Book Review: The Peacemaking Pastor, by Alfred Poirier
A few years ago, the church whom I serve as pastor hosted a conference on the “9 Marks of a Healthy Church.” The sessions were well attended by pastors and also well received. The following year we decided to focus on only one of the marks of a healthy church, offering a conference on “Developing a Culture of Peace,” designed to focus on the nuts and bolts of church discipline. We invited Ken Sande and some of the staff from Peacemaker Ministries to present. While the conference was wonderful in terms of content and format, it was miserable in terms of attendance. Who wants to actually practice peace-making? It sounds too much like, well…being a pastor, I guess.
This gap between preaching the gospel and practicing the gospel characterizes much of evangelical church-life today. Alfred Poirier’s The Peacemaking Pastor seeks to close it.
AS A PASTOR FOR PASTORS
Poirier writes as a pastor for pastors. As senior pastor of Rocky Mountain Community Church in Billings, Montana, he also serves as chairman of the board for Peacemaker Ministries.
The primary objective of his book is “to ground peacemaking on a solid biblical and theological foundation as well as to place it within its ecclesiastical context,” and Poirier accomplishes that goal. The Peacemaking Pastor is filled with the gospel. Poirier demonstrates that “the gospel is the engine that drives the train of reconciliation. Unresolved conflicts between Christians have less to do with people being skillful than with them being sinful” (11-12).
Poirier frankly acknowledges the tendency we all have to avoid conflict, and he builds a convincing case from Scripture that calls us to incarnate the gospel of Christ, rolling up our sleeves and getting involved in the messy details of the lives of our people. The book is clear in its call, convicting in its challenge, and convincing in its argument. I agree with the back cover which describes it as “thoroughly exploring the theology of reconciliation.” My only bit of criticism is that I was left hoping for more examples of application.

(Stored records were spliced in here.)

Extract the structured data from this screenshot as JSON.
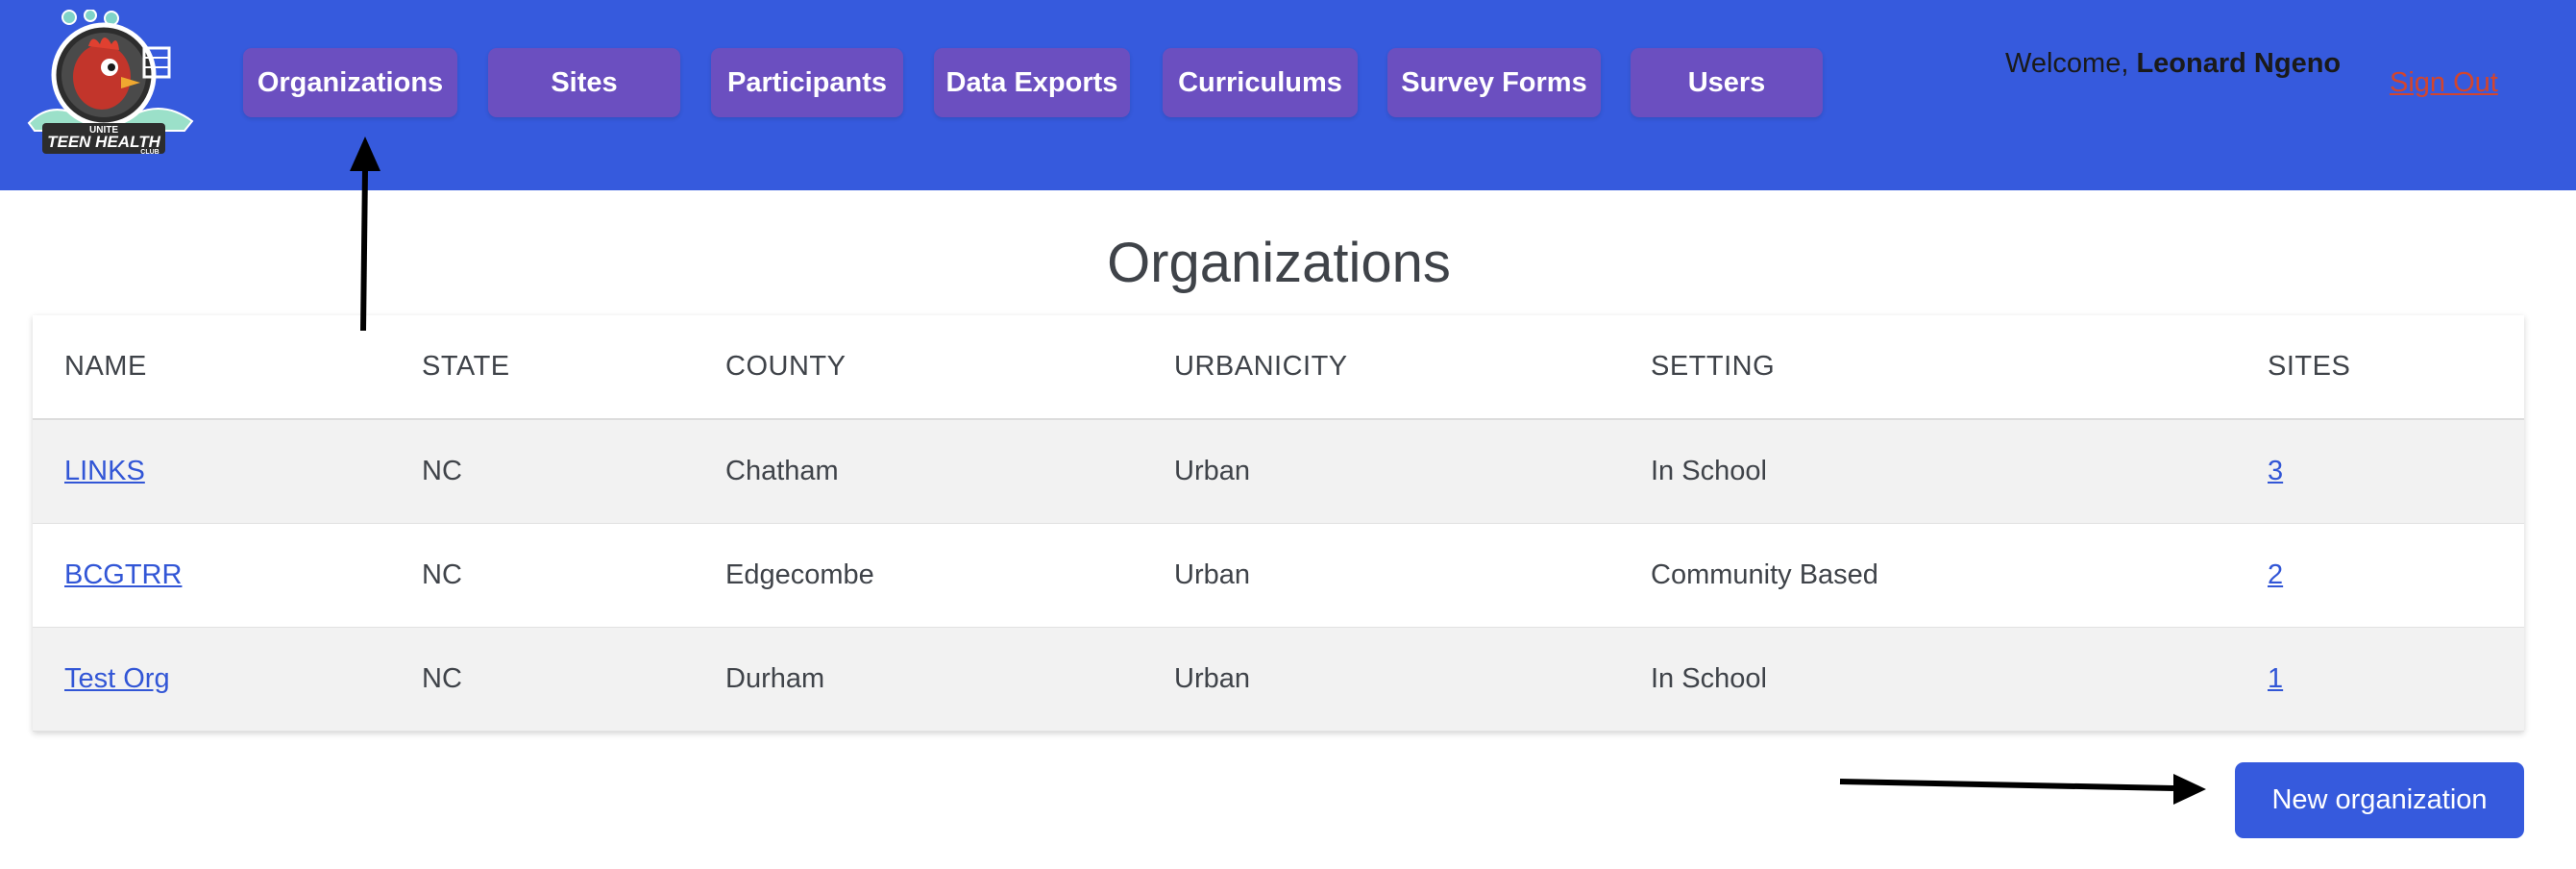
{
  "header": {
    "logo": {
      "icon": "teen-health-club-logo",
      "text_top": "UNITE",
      "text_main": "TEEN HEALTH",
      "text_sub": "CLUB"
    },
    "nav": [
      {
        "label": "Organizations"
      },
      {
        "label": "Sites"
      },
      {
        "label": "Participants"
      },
      {
        "label": "Data Exports"
      },
      {
        "label": "Curriculums"
      },
      {
        "label": "Survey Forms"
      },
      {
        "label": "Users"
      }
    ],
    "welcome_prefix": "Welcome, ",
    "user_name": "Leonard Ngeno",
    "sign_out": "Sign Out"
  },
  "main": {
    "title": "Organizations",
    "columns": [
      "NAME",
      "STATE",
      "COUNTY",
      "URBANICITY",
      "SETTING",
      "SITES"
    ],
    "rows": [
      {
        "name": "LINKS",
        "state": "NC",
        "county": "Chatham",
        "urbanicity": "Urban",
        "setting": "In School",
        "sites": "3"
      },
      {
        "name": "BCGTRR",
        "state": "NC",
        "county": "Edgecombe",
        "urbanicity": "Urban",
        "setting": "Community Based",
        "sites": "2"
      },
      {
        "name": "Test Org",
        "state": "NC",
        "county": "Durham",
        "urbanicity": "Urban",
        "setting": "In School",
        "sites": "1"
      }
    ],
    "new_button": "New organization"
  },
  "colors": {
    "header_bg": "#365ADD",
    "nav_button_bg": "#6B4FC0",
    "link": "#3256D6",
    "sign_out": "#D2452E",
    "primary_button": "#365ADD"
  },
  "annotations": {
    "arrow_icon": "arrow-icon"
  }
}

The book begins with the author confessing his own reluctance to minister to people at a personal level. He calls himself a “heretic at heart” because he tends to be a practical Docetist—one who fails to show the true incarnation of Christ. “When our words are disconnected from the hardships of life, from the conflicts of heart and home, we become mere purveyors of knowledge, not pastors.” (21) This humble confession on the part of the writer actually characterizes much of the book. Poirier consistently models a Matthew 7:1-5 approach, admitting his own failures as a critical first step in bringing about reconciliation (see, e.g., 70, 114, 125-126, 138, 245, 246).
Chapter 2 summarizes the usual ways in which people deal with conflict, and chapter 3 presents an excellent treatment of getting to the heart of conflict. Throughout this section, we are reminded again and again of the gospel. “People in conflict must begin with God, for at the heart of broken relationships is a broken relationship with the Lord. If our marriages are breaking, it is because our first marriage is broken” (66).
The entire book is worth reading just for chapter 4, “God’s Glory in Conflict.” Looking for God’s glory is generally not our first reaction to conflict, but having that understanding will change our entire attitude as we see that the same God who ordains conflict loves to be glorified in peacemaking. Chapter 5 is a call to the church to act like the family she is. Poirier’s treatment of how we turn people into “impersonal objects” and forget that they are true brothers and sisters is particularly insightful. I also appreciated his observation that when people are in conflict, it is easy to stop calling each other by first names because we have forgotten that we are family.
Chapters 6 to 13 are the more practical section of the book. Poirier covers critical subjects such as: How should we (and should we not) confess sins to each other? What does true forgiveness look like? What is biblical negotiation, and how can the pastor function as a mediator? If you have read Ken Sande’s book, The Peacemaker, you will find much of the same material reviewed in these chapters. Poirier helps us understand the difference between mediation and arbitration; and, of course, he addresses the formal role of the church in all of this. His treatment of church discipline and church membership is excellent, and the practical and messy example he shares in chapter 13—helping his church know how to respond to a convicted child molester who desires to be a member—is very helpful as well.
Now that you really want to read the book, I must warn you. This book is sort of like progressive revelation. The more you read, the greater your accountability. For this reason, it may not receive the readership it deserves. More than once while reading, I had to put the book down, confess my sin, and pick up the phone to get involved again in a situation I was conveniently ignoring.
At one point in my reading I was even sitting in a courtroom where two professing believers, each represented by an attorney who also professed Christ, were locked in a legal process that had the potential to do great harm to the gospel. God graciously allowed me the opportunity to negotiate a peace between the parties, and the case never went to trial. For that reason alone, I am grateful to Alfred Poirier for his book.
My only suggestion is that an appendix of case studies be included, or perhaps a website maintained where more examples of the process can be given. While Poirier gives examples throughout the book, messy, real life stories are always beneficial and strangely encouraging since they remind us that we are not alone in our struggles. Yes, Ecclesiology really is Christology!